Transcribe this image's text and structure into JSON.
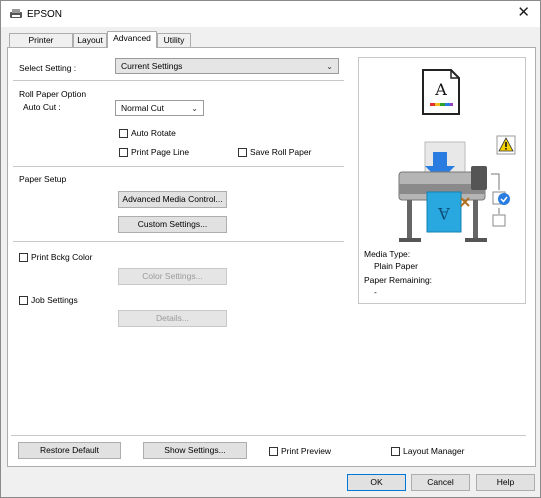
{
  "window": {
    "title": "EPSON",
    "close_glyph": "✕"
  },
  "tabs": [
    {
      "label": "Printer Settings",
      "active": false
    },
    {
      "label": "Layout",
      "active": false
    },
    {
      "label": "Advanced",
      "active": true
    },
    {
      "label": "Utility",
      "active": false
    }
  ],
  "select_setting": {
    "label": "Select Setting :",
    "value": "Current Settings"
  },
  "roll_paper": {
    "heading": "Roll Paper Option",
    "auto_cut_label": "Auto Cut :",
    "auto_cut_value": "Normal Cut",
    "auto_rotate": "Auto Rotate",
    "print_page_line": "Print Page Line",
    "save_roll_paper": "Save Roll Paper"
  },
  "paper_setup": {
    "heading": "Paper Setup",
    "advanced_media_control": "Advanced Media Control...",
    "custom_settings": "Custom Settings..."
  },
  "print_bckg_color": {
    "label": "Print Bckg Color",
    "button": "Color Settings..."
  },
  "job_settings": {
    "label": "Job Settings",
    "button": "Details..."
  },
  "preview": {
    "media_type_label": "Media Type:",
    "media_type_value": "Plain Paper",
    "paper_remaining_label": "Paper Remaining:",
    "paper_remaining_value": "-",
    "sheet_letter": "A"
  },
  "bottom": {
    "restore_default": "Restore Default",
    "show_settings": "Show Settings...",
    "print_preview": "Print Preview",
    "layout_manager": "Layout Manager"
  },
  "footer": {
    "ok": "OK",
    "cancel": "Cancel",
    "help": "Help"
  },
  "colors": {
    "accent": "#0078d7",
    "printer_blue": "#29a8e0",
    "warning": "#f5d200"
  }
}
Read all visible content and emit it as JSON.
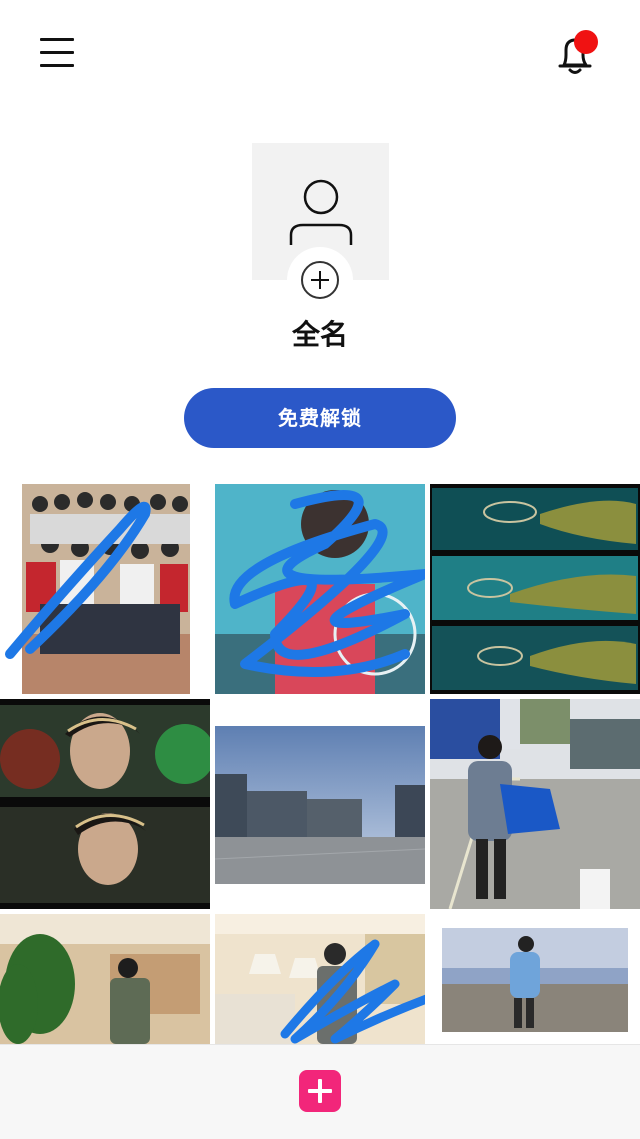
{
  "header": {
    "menu_icon": "hamburger-menu-icon",
    "bell_icon": "bell-icon",
    "has_unread_notification": true
  },
  "profile": {
    "avatar_icon": "person-placeholder-icon",
    "add_avatar_icon": "plus-circle-icon",
    "name": "全名"
  },
  "unlock_button": {
    "label": "免费解锁"
  },
  "colors": {
    "accent_blue": "#2b58c8",
    "notification_red": "#f01212",
    "add_button_pink": "#f2267a"
  },
  "photos": [
    {
      "id": "group-photo",
      "scribbled": true
    },
    {
      "id": "selfie-portrait",
      "scribbled": true
    },
    {
      "id": "movie-still-triptych",
      "scribbled": false
    },
    {
      "id": "movie-still-pair",
      "scribbled": false
    },
    {
      "id": "building-plaza",
      "scribbled": false
    },
    {
      "id": "person-with-blue-bag",
      "scribbled": false
    },
    {
      "id": "store-interior-plants",
      "scribbled": false
    },
    {
      "id": "store-interior-lamps",
      "scribbled": true
    },
    {
      "id": "person-at-shore",
      "scribbled": false
    }
  ],
  "bottom_bar": {
    "add_icon": "plus-square-icon"
  }
}
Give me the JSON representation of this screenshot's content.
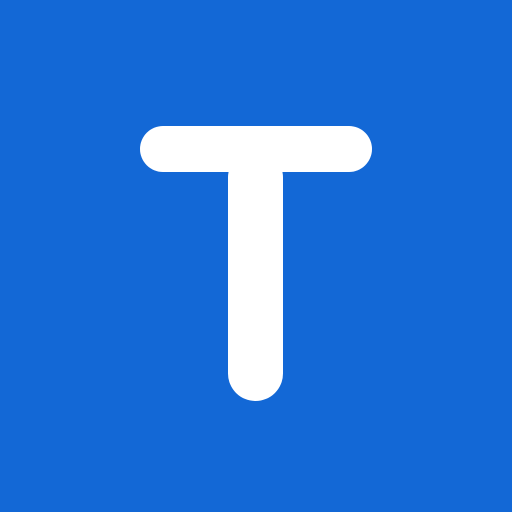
{
  "app_icon": {
    "background_color": "#1368d6",
    "glyph_color": "#ffffff",
    "glyph": "T",
    "icon_name": "letter-t-logo-icon"
  }
}
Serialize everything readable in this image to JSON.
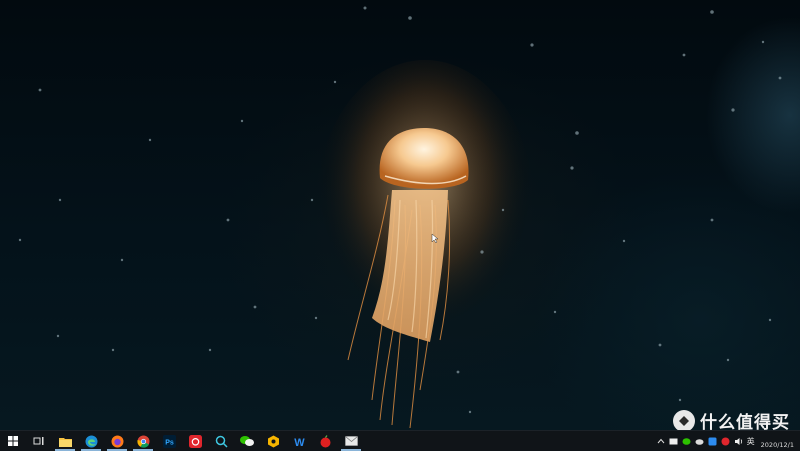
{
  "desktop": {
    "wallpaper": "jellyfish-deep-sea",
    "accent": "#f0b878"
  },
  "taskbar": {
    "background": "#101418",
    "items": [
      {
        "name": "start-button",
        "icon": "windows-icon"
      },
      {
        "name": "task-view-button",
        "icon": "task-view-icon"
      },
      {
        "name": "file-explorer-button",
        "icon": "folder-icon",
        "active": true
      },
      {
        "name": "edge-button",
        "icon": "edge-icon",
        "active": true
      },
      {
        "name": "firefox-button",
        "icon": "firefox-icon",
        "active": true
      },
      {
        "name": "chrome-button",
        "icon": "chrome-icon",
        "active": true
      },
      {
        "name": "photoshop-button",
        "icon": "photoshop-icon",
        "label": "Ps"
      },
      {
        "name": "netease-music-button",
        "icon": "netease-icon"
      },
      {
        "name": "search-app-button",
        "icon": "magnifier-icon"
      },
      {
        "name": "wechat-button",
        "icon": "wechat-icon"
      },
      {
        "name": "hex-app-button",
        "icon": "hexagon-icon"
      },
      {
        "name": "wps-button",
        "icon": "wps-icon",
        "label": "W"
      },
      {
        "name": "red-app-button",
        "icon": "apple-icon"
      },
      {
        "name": "mail-button",
        "icon": "mail-icon",
        "active": true
      }
    ]
  },
  "tray": {
    "ime_label": "英",
    "date": "2020/12/1"
  },
  "watermark": {
    "text": "什么值得买",
    "logo_text": "值"
  }
}
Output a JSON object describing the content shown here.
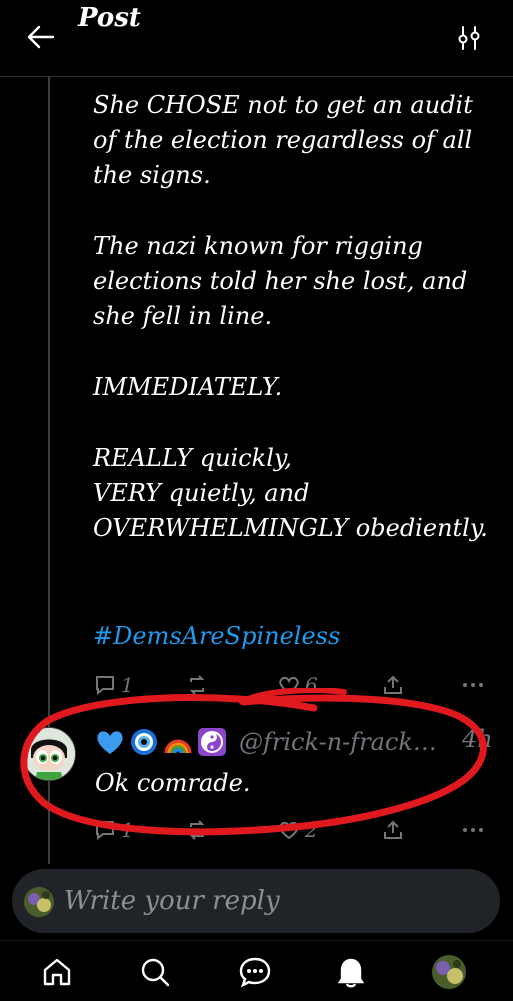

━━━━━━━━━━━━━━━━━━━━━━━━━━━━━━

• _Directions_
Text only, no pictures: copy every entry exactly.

• _Solution to the problem_
Transcribe this image's text and structure into JSON.
{
  "window": {
    "title": "EPSON",
    "close_glyph": "✕"
  },
  "tabs": [
    {
      "label": "Printer Settings",
      "active": false
    },
    {
      "label": "Layout",
      "active": false
    },
    {
      "label": "Advanced",
      "active": true
    },
    {
      "label": "Utility",
      "active": false
    }
  ],
  "select_setting": {
    "label": "Select Setting :",
    "value": "Current Settings"
  },
  "roll_paper": {
    "heading": "Roll Paper Option",
    "auto_cut_label": "Auto Cut :",
    "auto_cut_value": "Normal Cut",
    "auto_rotate": "Auto Rotate",
    "print_page_line": "Print Page Line",
    "save_roll_paper": "Save Roll Paper"
  },
  "paper_setup": {
    "heading": "Paper Setup",
    "advanced_media_control": "Advanced Media Control...",
    "custom_settings": "Custom Settings..."
  },
  "print_bckg_color": {
    "label": "Print Bckg Color",
    "button": "Color Settings..."
  },
  "job_settings": {
    "label": "Job Settings",
    "button": "Details..."
  },
  "preview": {
    "media_type_label": "Media Type:",
    "media_type_value": "Plain Paper",
    "paper_remaining_label": "Paper Remaining:",
    "paper_remaining_value": "-",
    "sheet_letter": "A"
  },
  "bottom": {
    "restore_default": "Restore Default",
    "show_settings": "Show Settings...",
    "print_preview": "Print Preview",
    "layout_manager": "Layout Manager"
  },
  "footer": {
    "ok": "OK",
    "cancel": "Cancel",
    "help": "Help"
  },
  "colors": {
    "accent": "#0078d7",
    "printer_blue": "#29a8e0",
    "warning": "#f5d200"
  }
}
Read all visible content and emit it as JSON.
{
  "header": {
    "menu_icon": "hamburger-menu-icon",
    "bell_icon": "bell-icon",
    "has_unread_notification": true
  },
  "profile": {
    "avatar_icon": "person-placeholder-icon",
    "add_avatar_icon": "plus-circle-icon",
    "name": "全名"
  },
  "unlock_button": {
    "label": "免费解锁"
  },
  "colors": {
    "accent_blue": "#2b58c8",
    "notification_red": "#f01212",
    "add_button_pink": "#f2267a"
  },
  "photos": [
    {
      "id": "group-photo",
      "scribbled": true
    },
    {
      "id": "selfie-portrait",
      "scribbled": true
    },
    {
      "id": "movie-still-triptych",
      "scribbled": false
    },
    {
      "id": "movie-still-pair",
      "scribbled": false
    },
    {
      "id": "building-plaza",
      "scribbled": false
    },
    {
      "id": "person-with-blue-bag",
      "scribbled": false
    },
    {
      "id": "store-interior-plants",
      "scribbled": false
    },
    {
      "id": "store-interior-lamps",
      "scribbled": true
    },
    {
      "id": "person-at-shore",
      "scribbled": false
    }
  ],
  "bottom_bar": {
    "add_icon": "plus-square-icon"
  }
}
Give me the JSON representation of this screenshot's content.
{
  "app_icon": {
    "background_color": "#1368d6",
    "glyph_color": "#ffffff",
    "glyph": "T",
    "icon_name": "letter-t-logo-icon"
  }
}
Serialize everything readable in this image to JSON.
{
  "desktop": {
    "wallpaper": "jellyfish-deep-sea",
    "accent": "#f0b878"
  },
  "taskbar": {
    "background": "#101418",
    "items": [
      {
        "name": "start-button",
        "icon": "windows-icon"
      },
      {
        "name": "task-view-button",
        "icon": "task-view-icon"
      },
      {
        "name": "file-explorer-button",
        "icon": "folder-icon",
        "active": true
      },
      {
        "name": "edge-button",
        "icon": "edge-icon",
        "active": true
      },
      {
        "name": "firefox-button",
        "icon": "firefox-icon",
        "active": true
      },
      {
        "name": "chrome-button",
        "icon": "chrome-icon",
        "active": true
      },
      {
        "name": "photoshop-button",
        "icon": "photoshop-icon",
        "label": "Ps"
      },
      {
        "name": "netease-music-button",
        "icon": "netease-icon"
      },
      {
        "name": "search-app-button",
        "icon": "magnifier-icon"
      },
      {
        "name": "wechat-button",
        "icon": "wechat-icon"
      },
      {
        "name": "hex-app-button",
        "icon": "hexagon-icon"
      },
      {
        "name": "wps-button",
        "icon": "wps-icon",
        "label": "W"
      },
      {
        "name": "red-app-button",
        "icon": "apple-icon"
      },
      {
        "name": "mail-button",
        "icon": "mail-icon",
        "active": true
      }
    ]
  },
  "tray": {
    "ime_label": "英",
    "date": "2020/12/1"
  },
  "watermark": {
    "text": "什么值得买",
    "logo_text": "值"
  }
}
Output a JSON object describing the content shown here.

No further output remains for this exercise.